This same idea could be extended to remanufactured items. Let's say @Sclass's knows exactly which part were originally made to fail in Vita-Mix blenders. He can create sturdier versions of those parts and repair the Vita-Mixers himself or sell the parts to other remanufacturers for a % of the resale value of the repaired Vita Mix. This would all be tracked by the ebay-like sales platform which operates commission-free like a digital utility. As the original person who saved the blender from the landfill @Sclass would be rewarded with a percentage of all future resales.
As momentum builds and people begin to value remanufactured items greater than new items - think vintage vinyl LP records being more valuable than reissues - the incentives align. @Sclass is incentivized to manufacture more of the parts that were originally designed to fail in the original item. Others are incentivized to go digging though landfills for items to repair.

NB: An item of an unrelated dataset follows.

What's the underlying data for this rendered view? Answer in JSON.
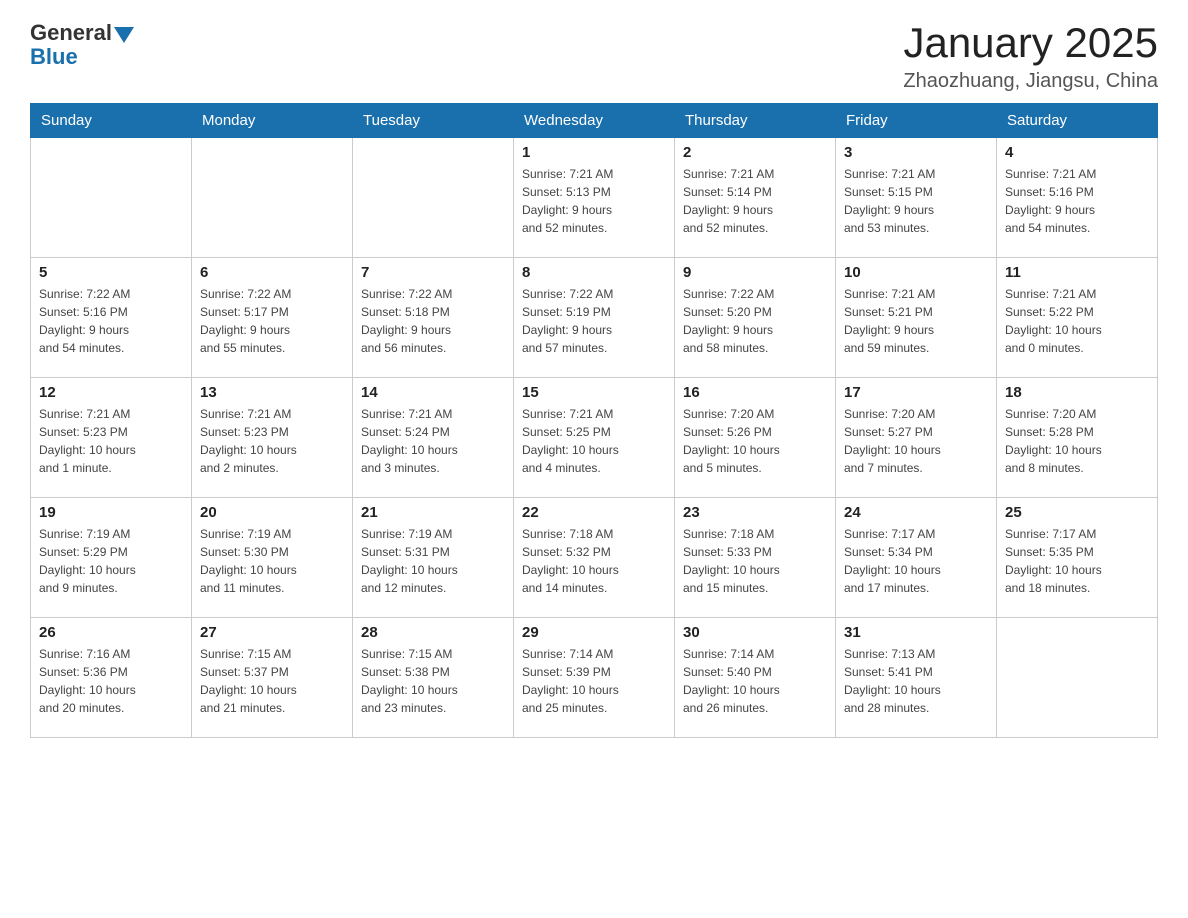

Would you be willing to pay more for a hand tool remanufactured by Jimmy DiResta, a trailer remanufactured by Laura Kampf or a custom tailored pair of pants remanufactured from scraps (with tags sewn on the outside, upside-down) by our own @horsewoman? What if there were literally millions of cottage workers each specializing in repairing items that interest them - doing what they love - all rated by previous purchasers on a free Amazon-like blockchain based exchange, which not only tracked sales but also all future value-added and resales.
Much of the infrastructure needed to make this happen already exists. OpenBaazar the peer-to-peer, open source, fee free version of ebay failed two year ago after crypto transaction fees skyrocketed and no one could afford to transact in Bitcoin. They were two years too early. Today the Lightning Network exists and is working well in El Salvador for payments. There are plenty of smart contract programs minting NFTs at near zero cost.
I believe it meets the criteria.
Thoughts? Problems? I love problems!